A day before the Budget session of Parliament, the Congress at an all party meeting with the Government raised the issue of the conduct of Assembly polls in Jammu and Kashmir . The meeting among other opposition leaders was attended by the leader of opposition in Rajya Sabha Ghulam Nabi Azad and the National Conference president Dr Farooq Abdullah. Congress told the government that there was no need for Presidents rule in J&K. The party rightly highlighted the fact that on one hand the union Government said that the environment was not conducive for polls and that is why Presidents rule had been imposed and on the other the Centre celebrated the fact that the Panchayat and Lok Sabha elections had been held peacefully. However if the recent extension of the president’s rule in the state is anything to go by, the central government remains undecided about holding Assembly polls in thre state.
There’s a silver lining though. The Election Commission has recently issued a statement stating that J&K elections would be announced after the annual Amarnath Yatra beginning on July 1. This is in keeping with the position of the state administration that didn’t want assembly polls in the near future in view of the ongoing tourist season and the upcoming Amarnath Yatra in the Valley.
The centre has also been against early Assembly polls.
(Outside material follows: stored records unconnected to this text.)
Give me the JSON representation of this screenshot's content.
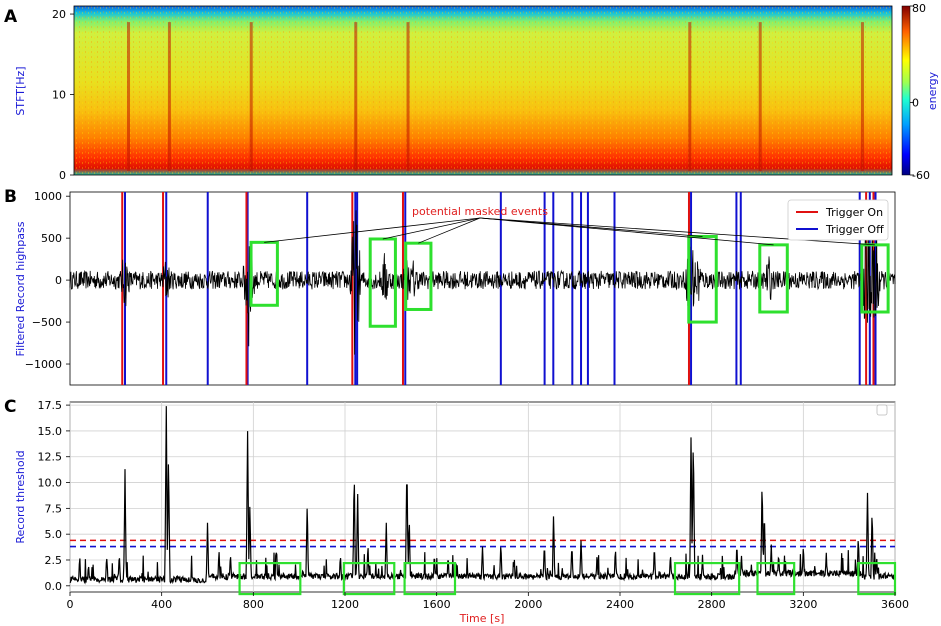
{
  "panels": {
    "a_label": "A",
    "b_label": "B",
    "c_label": "C"
  },
  "colors": {
    "trigger_on": "#e01010",
    "trigger_off": "#1010d0",
    "signal": "#000000",
    "highlight": "#2ee02e",
    "thr_on": "#e01010",
    "thr_off": "#1010d0"
  },
  "chart_data": [
    {
      "panel": "A",
      "type": "heatmap",
      "ylabel": "STFT[Hz]",
      "y_ticks": [
        "0",
        "10",
        "20"
      ],
      "ylim": [
        0,
        21
      ],
      "xlim": [
        0,
        3600
      ],
      "colorbar": {
        "label": "energy",
        "ticks": [
          "80",
          "0",
          "-60"
        ],
        "range": [
          -60,
          80
        ]
      },
      "energy_bands": [
        {
          "freq_from": 0,
          "freq_to": 1,
          "level": "high"
        },
        {
          "freq_from": 1,
          "freq_to": 5,
          "level": "medium-high"
        },
        {
          "freq_from": 5,
          "freq_to": 18,
          "level": "medium"
        },
        {
          "freq_from": 18,
          "freq_to": 21,
          "level": "low"
        }
      ],
      "event_times": [
        240,
        420,
        780,
        1240,
        1470,
        2710,
        3020,
        3470
      ]
    },
    {
      "panel": "B",
      "type": "line",
      "ylabel": "Filtered Record highpass",
      "y_ticks": [
        "1000",
        "500",
        "0",
        "−500",
        "−1000"
      ],
      "ylim": [
        -1250,
        1050
      ],
      "xlim": [
        0,
        3600
      ],
      "legend": {
        "position": "upper right",
        "items": [
          "Trigger On",
          "Trigger Off"
        ]
      },
      "annotation": "potential masked events",
      "trigger_on": [
        228,
        406,
        770,
        1232,
        1453,
        2701,
        3474,
        3506
      ],
      "trigger_off": [
        240,
        420,
        601,
        775,
        1035,
        1245,
        1253,
        1463,
        1880,
        2071,
        2109,
        2192,
        2230,
        2260,
        2376,
        2710,
        2908,
        2927,
        3446,
        3490,
        3515
      ],
      "highlight_boxes": [
        {
          "t0": 790,
          "t1": 905,
          "v0": -300,
          "v1": 450
        },
        {
          "t0": 1310,
          "t1": 1420,
          "v0": -550,
          "v1": 490
        },
        {
          "t0": 1465,
          "t1": 1575,
          "v0": -350,
          "v1": 440
        },
        {
          "t0": 2700,
          "t1": 2820,
          "v0": -500,
          "v1": 520
        },
        {
          "t0": 3010,
          "t1": 3130,
          "v0": -380,
          "v1": 420
        },
        {
          "t0": 3455,
          "t1": 3570,
          "v0": -380,
          "v1": 420
        }
      ],
      "events": [
        {
          "t": 240,
          "amp": 380
        },
        {
          "t": 420,
          "amp": 320
        },
        {
          "t": 780,
          "amp": 850
        },
        {
          "t": 1245,
          "amp": 1000
        },
        {
          "t": 1375,
          "amp": 380
        },
        {
          "t": 1470,
          "amp": 300
        },
        {
          "t": 1500,
          "amp": 280
        },
        {
          "t": 2710,
          "amp": 650
        },
        {
          "t": 2740,
          "amp": 380
        },
        {
          "t": 3050,
          "amp": 320
        },
        {
          "t": 3480,
          "amp": 900
        },
        {
          "t": 3510,
          "amp": 1000
        }
      ]
    },
    {
      "panel": "C",
      "type": "line",
      "ylabel": "Record threshold",
      "xlabel": "Time [s]",
      "y_ticks": [
        "17.5",
        "15.0",
        "12.5",
        "10.0",
        "7.5",
        "5.0",
        "2.5",
        "0.0"
      ],
      "x_ticks": [
        "0",
        "400",
        "800",
        "1200",
        "1600",
        "2000",
        "2400",
        "2800",
        "3200",
        "3600"
      ],
      "ylim": [
        -0.6,
        17.8
      ],
      "xlim": [
        0,
        3600
      ],
      "grid": true,
      "threshold_on": 4.4,
      "threshold_off": 3.8,
      "peaks": [
        {
          "t": 160,
          "v": 3.0
        },
        {
          "t": 215,
          "v": 3.2
        },
        {
          "t": 240,
          "v": 11.3
        },
        {
          "t": 420,
          "v": 17.4
        },
        {
          "t": 430,
          "v": 12.6
        },
        {
          "t": 600,
          "v": 6.1
        },
        {
          "t": 650,
          "v": 3.5
        },
        {
          "t": 700,
          "v": 3.2
        },
        {
          "t": 775,
          "v": 15.5
        },
        {
          "t": 785,
          "v": 7.9
        },
        {
          "t": 900,
          "v": 3.2
        },
        {
          "t": 1035,
          "v": 8.3
        },
        {
          "t": 1180,
          "v": 3.1
        },
        {
          "t": 1240,
          "v": 11.3
        },
        {
          "t": 1255,
          "v": 9.2
        },
        {
          "t": 1300,
          "v": 4.2
        },
        {
          "t": 1380,
          "v": 6.1
        },
        {
          "t": 1470,
          "v": 12.2
        },
        {
          "t": 1480,
          "v": 6.8
        },
        {
          "t": 1590,
          "v": 3.2
        },
        {
          "t": 1650,
          "v": 3.0
        },
        {
          "t": 1800,
          "v": 3.8
        },
        {
          "t": 1880,
          "v": 4.3
        },
        {
          "t": 2070,
          "v": 4.2
        },
        {
          "t": 2110,
          "v": 7.2
        },
        {
          "t": 2190,
          "v": 4.1
        },
        {
          "t": 2230,
          "v": 4.7
        },
        {
          "t": 2300,
          "v": 3.2
        },
        {
          "t": 2380,
          "v": 3.8
        },
        {
          "t": 2550,
          "v": 4.0
        },
        {
          "t": 2620,
          "v": 3.2
        },
        {
          "t": 2710,
          "v": 15.4
        },
        {
          "t": 2720,
          "v": 14.9
        },
        {
          "t": 2760,
          "v": 3.0
        },
        {
          "t": 2910,
          "v": 4.3
        },
        {
          "t": 2930,
          "v": 3.1
        },
        {
          "t": 3020,
          "v": 10.5
        },
        {
          "t": 3030,
          "v": 7.5
        },
        {
          "t": 3060,
          "v": 4.0
        },
        {
          "t": 3200,
          "v": 4.1
        },
        {
          "t": 3300,
          "v": 3.2
        },
        {
          "t": 3440,
          "v": 5.0
        },
        {
          "t": 3480,
          "v": 9.0
        },
        {
          "t": 3500,
          "v": 7.6
        },
        {
          "t": 3520,
          "v": 3.0
        }
      ],
      "highlight_boxes": [
        {
          "t0": 740,
          "t1": 1005,
          "v0": -0.8,
          "v1": 2.2
        },
        {
          "t0": 1195,
          "t1": 1415,
          "v0": -0.8,
          "v1": 2.2
        },
        {
          "t0": 1460,
          "t1": 1680,
          "v0": -0.8,
          "v1": 2.2
        },
        {
          "t0": 2640,
          "t1": 2920,
          "v0": -0.8,
          "v1": 2.2
        },
        {
          "t0": 3000,
          "t1": 3160,
          "v0": -0.8,
          "v1": 2.2
        },
        {
          "t0": 3440,
          "t1": 3600,
          "v0": -0.8,
          "v1": 2.2
        }
      ]
    }
  ]
}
Earlier too, both state and central governments opposed the idea of concurrent assembly and the Lok Sabha polls. That time, the reason offered was the deteriorating security situation in the state. But certainly if Lok Sabha polls have been held without an incident, the Assembly election too could be held. Earlier, almost all J&K political parties had unanimously batted for early elections. The people in the state also preferred simultaneous polls for reasons of the sheer amount of disruption the elections trigger in a conflict-ridden state. But the EC chose to ignore both politicians and the public. It is difficult to see why. Apparently there seems no reason or rationale for the EC to have deferred the Assembly polls in the first place. If the deteriorating security situation was the reason, the elections have been held in the state in even worse conditions.
Ideally, the Assembly elections should be held in right earnest after the Parliament polls. By doing this the EC would be responding to the public demand. And not doing so will only further deepen the sense of alienation among the people. Here’s thus hoping that the EC finally does the right thing by announcing the dates for the Assembly polls after the Amarnath election.